        create (x, y) {
            this[extendedJS.statics](Point);
            ...

Solution 6:

@james emanon – So, you are referring to multiple inheritance (discussed on page 75 in the book “You Don’t Know JS: this & Object Prototypes”). And that mechanism we can find in underscore’s “extend” function for example. Names of object you stated in your example are a bit mixing apples, oranges and candies but I understand the point behind. From my experience this would be OOLO version:

var ObjA = {
  setA: function(a) {
    this.a = a;
  },
  outputA: function() {
    console.log("Invoking outputA - A: ", this.a);
  }
};

// 'ObjB' links/delegates to 'ObjA'
var ObjB = Object.create( ObjA );

ObjB.setB = function(b) {
   this.b = b;
}

ObjB.setA_B = function(a, b) {
    this.setA( a ); // This is obvious. 'setA' is not found in 'ObjB' so by prototype chain it's found in 'ObjA'
    this.setB( b );
    console.log("Invoking setA_B - A: ", this.a, " B: ", this.b);
};

// 'ObjC' links/delegates to 'ObjB'
var ObjC = Object.create( ObjB );

ObjC.setC = function(c) {
    this.c = c;  
};

ObjC.setA_C = function(a, c) {
    this.setA( a ); // Invoking 'setA' that is clearly not in ObjC shows that prototype chaining goes through ObjB all the way to the ObjA
    this.setC( c );
    console.log("Invoking setA_C - A: ", this.a, " C: ", this.c);
};

ObjC.setA_B_C = function(a, b, c){
    this.setA( a ); // Invoking 'setA' that is clearly not in ObjC nor ObjB shows that prototype chaining got all the way to the ObjA
    this.setB( b );
    this.setC( c );
    console.log("Invoking setA_B_C - A: ", this.a, " B: ", this.b, " C: ", this.c);
};

ObjA.setA("A1");
ObjA.outputA(); // Invoking outputA - A:  A1

ObjB.setA_B("A2", "B1"); // Invoking setA_B - A:  A2  B:  B1

ObjC.setA_C("A3", "C1"); // Invoking setA_C - A:  A3  C:  C1
ObjC.setA_B_C("A4", "B2", "C1"); // Invoking setA_B_C - A:  A4  B:  B2  C:  C1

It is simple example but the point shown is that we are just chaining object together in rather flat structure/formation and still have possibility to use methods and properties from multiple object. We achieve same things as with class/”copying the properties” approach. Summed by Kyle (page 114, “this & Object Prototypes”):

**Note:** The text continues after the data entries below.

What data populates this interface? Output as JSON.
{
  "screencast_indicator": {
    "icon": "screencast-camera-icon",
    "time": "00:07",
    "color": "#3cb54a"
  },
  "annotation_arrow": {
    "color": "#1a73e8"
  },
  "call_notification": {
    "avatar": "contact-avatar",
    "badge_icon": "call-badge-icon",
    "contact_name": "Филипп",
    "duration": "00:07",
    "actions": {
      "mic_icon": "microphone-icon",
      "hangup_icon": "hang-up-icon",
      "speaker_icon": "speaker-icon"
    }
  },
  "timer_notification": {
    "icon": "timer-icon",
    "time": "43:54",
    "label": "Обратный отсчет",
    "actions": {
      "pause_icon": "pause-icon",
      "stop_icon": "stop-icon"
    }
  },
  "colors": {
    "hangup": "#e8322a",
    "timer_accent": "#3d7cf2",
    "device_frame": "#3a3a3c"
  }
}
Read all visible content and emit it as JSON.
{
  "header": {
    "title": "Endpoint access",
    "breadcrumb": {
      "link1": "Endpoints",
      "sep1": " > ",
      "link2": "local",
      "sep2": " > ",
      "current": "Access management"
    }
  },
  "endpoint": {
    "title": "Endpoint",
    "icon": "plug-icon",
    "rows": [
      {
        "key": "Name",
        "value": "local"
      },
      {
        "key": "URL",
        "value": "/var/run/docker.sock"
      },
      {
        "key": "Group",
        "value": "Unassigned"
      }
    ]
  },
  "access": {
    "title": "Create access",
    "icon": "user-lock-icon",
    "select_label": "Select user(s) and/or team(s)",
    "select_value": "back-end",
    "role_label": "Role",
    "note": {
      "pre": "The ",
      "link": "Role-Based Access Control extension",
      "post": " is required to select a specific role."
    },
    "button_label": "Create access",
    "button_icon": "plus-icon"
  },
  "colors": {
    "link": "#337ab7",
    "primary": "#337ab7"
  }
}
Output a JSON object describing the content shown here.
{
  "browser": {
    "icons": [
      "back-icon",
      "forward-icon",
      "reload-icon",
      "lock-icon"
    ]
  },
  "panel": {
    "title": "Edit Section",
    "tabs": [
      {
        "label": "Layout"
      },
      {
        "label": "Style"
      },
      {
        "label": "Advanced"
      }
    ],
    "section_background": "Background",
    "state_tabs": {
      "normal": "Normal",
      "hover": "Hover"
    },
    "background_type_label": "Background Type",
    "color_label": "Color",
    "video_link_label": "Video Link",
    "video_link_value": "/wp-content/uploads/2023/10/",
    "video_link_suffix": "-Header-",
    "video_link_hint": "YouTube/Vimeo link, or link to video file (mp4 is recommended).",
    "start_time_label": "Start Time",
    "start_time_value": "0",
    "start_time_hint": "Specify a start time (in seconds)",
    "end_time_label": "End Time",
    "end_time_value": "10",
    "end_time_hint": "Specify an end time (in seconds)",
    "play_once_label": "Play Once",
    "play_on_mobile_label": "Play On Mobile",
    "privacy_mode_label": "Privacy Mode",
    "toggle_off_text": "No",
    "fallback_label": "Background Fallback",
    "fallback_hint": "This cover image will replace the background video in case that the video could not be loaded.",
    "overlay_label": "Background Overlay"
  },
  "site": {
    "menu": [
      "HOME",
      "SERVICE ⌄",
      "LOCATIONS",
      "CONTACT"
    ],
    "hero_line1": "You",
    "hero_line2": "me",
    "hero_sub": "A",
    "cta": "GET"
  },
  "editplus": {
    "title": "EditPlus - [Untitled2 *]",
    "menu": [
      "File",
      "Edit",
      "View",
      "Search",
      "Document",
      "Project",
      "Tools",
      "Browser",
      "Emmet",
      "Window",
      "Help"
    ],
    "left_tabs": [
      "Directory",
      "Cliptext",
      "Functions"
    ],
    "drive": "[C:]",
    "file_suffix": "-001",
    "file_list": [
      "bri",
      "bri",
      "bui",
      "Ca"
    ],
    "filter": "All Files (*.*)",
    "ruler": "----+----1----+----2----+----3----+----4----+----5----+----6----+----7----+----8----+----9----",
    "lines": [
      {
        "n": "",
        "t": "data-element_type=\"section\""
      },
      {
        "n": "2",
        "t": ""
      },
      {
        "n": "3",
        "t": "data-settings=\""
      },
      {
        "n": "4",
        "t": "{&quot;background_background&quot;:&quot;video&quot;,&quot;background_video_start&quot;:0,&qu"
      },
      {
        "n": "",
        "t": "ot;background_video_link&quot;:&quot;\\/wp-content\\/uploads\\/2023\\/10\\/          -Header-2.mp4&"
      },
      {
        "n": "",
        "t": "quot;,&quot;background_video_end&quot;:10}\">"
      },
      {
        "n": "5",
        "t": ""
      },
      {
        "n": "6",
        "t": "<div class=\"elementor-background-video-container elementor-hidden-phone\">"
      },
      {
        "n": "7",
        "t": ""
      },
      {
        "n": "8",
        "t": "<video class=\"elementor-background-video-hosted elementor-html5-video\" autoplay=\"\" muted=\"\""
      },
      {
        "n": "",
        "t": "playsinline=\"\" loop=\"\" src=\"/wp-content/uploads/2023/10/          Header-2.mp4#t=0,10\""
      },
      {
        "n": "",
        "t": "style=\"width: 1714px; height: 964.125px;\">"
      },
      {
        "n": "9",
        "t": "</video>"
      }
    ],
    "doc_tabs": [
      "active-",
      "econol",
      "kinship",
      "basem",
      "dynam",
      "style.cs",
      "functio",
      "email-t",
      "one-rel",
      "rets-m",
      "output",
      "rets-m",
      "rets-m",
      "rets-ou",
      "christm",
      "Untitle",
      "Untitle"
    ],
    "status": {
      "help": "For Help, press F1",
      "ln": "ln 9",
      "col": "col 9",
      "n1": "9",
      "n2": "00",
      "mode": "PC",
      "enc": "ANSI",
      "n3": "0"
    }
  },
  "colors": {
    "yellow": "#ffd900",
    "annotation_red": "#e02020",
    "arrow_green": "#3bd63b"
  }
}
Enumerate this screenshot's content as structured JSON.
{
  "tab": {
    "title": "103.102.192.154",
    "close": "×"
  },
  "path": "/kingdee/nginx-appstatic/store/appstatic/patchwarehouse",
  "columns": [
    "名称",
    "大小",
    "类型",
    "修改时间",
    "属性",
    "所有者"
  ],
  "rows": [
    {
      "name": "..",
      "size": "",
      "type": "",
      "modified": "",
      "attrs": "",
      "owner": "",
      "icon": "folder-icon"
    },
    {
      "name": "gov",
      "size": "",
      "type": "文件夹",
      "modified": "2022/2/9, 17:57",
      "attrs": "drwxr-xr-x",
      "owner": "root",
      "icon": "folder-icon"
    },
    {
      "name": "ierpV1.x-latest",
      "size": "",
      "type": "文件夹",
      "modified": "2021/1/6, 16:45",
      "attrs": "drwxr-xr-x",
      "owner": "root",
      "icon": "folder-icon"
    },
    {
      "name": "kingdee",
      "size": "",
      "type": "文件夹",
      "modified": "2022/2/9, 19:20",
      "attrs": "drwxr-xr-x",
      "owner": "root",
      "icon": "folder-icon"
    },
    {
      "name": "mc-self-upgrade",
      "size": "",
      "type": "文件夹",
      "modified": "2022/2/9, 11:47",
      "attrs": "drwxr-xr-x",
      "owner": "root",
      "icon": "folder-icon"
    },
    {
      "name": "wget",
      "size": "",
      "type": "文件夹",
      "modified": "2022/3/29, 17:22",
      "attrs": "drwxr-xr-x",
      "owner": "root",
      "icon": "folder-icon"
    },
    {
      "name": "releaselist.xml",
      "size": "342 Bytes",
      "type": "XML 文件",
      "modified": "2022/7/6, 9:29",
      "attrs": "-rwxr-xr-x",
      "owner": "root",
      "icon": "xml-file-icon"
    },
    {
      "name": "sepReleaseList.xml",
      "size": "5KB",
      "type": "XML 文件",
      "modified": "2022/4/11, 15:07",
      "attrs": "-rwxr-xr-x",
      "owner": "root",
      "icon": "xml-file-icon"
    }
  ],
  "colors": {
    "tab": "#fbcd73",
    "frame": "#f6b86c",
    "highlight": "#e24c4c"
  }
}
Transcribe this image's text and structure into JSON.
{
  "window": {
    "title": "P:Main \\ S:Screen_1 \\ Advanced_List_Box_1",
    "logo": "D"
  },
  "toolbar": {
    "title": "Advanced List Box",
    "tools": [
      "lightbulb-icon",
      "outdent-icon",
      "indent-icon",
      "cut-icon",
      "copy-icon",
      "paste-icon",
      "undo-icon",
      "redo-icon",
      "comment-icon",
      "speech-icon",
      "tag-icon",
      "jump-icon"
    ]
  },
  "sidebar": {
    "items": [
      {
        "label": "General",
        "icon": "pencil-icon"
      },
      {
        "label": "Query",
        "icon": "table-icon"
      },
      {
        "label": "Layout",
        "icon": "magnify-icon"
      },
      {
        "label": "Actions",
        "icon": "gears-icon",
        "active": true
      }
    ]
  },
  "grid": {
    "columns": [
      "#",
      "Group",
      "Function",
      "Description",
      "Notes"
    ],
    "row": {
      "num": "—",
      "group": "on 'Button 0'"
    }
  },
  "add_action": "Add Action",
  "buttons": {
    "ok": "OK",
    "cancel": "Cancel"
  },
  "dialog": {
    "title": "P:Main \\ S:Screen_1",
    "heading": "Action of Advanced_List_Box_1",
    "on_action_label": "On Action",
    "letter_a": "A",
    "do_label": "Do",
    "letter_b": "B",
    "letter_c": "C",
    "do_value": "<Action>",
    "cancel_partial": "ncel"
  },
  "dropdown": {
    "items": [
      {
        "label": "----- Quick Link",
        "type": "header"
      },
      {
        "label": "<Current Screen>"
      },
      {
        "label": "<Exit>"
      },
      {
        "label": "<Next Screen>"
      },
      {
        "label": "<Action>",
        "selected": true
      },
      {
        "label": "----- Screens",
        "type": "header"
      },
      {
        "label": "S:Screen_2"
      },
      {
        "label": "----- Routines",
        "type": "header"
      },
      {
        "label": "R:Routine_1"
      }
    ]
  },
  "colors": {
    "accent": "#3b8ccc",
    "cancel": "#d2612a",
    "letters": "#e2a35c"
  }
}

In other words, the actual mechanism, the essence of what’s important
to the functionality we can leverage in JavaScript, is all about objects
being linked to other objects
.

I understand that more natural way for you would be to state all the “parent” (careful 🙂 ) objects in one place/function call rather modeling whole chain.

What it requires is shift in thinking and modeling problems in our applications according to that. I’m also getting used to it. Hope it helps and final verdict from the Kyle himself would be great. 🙂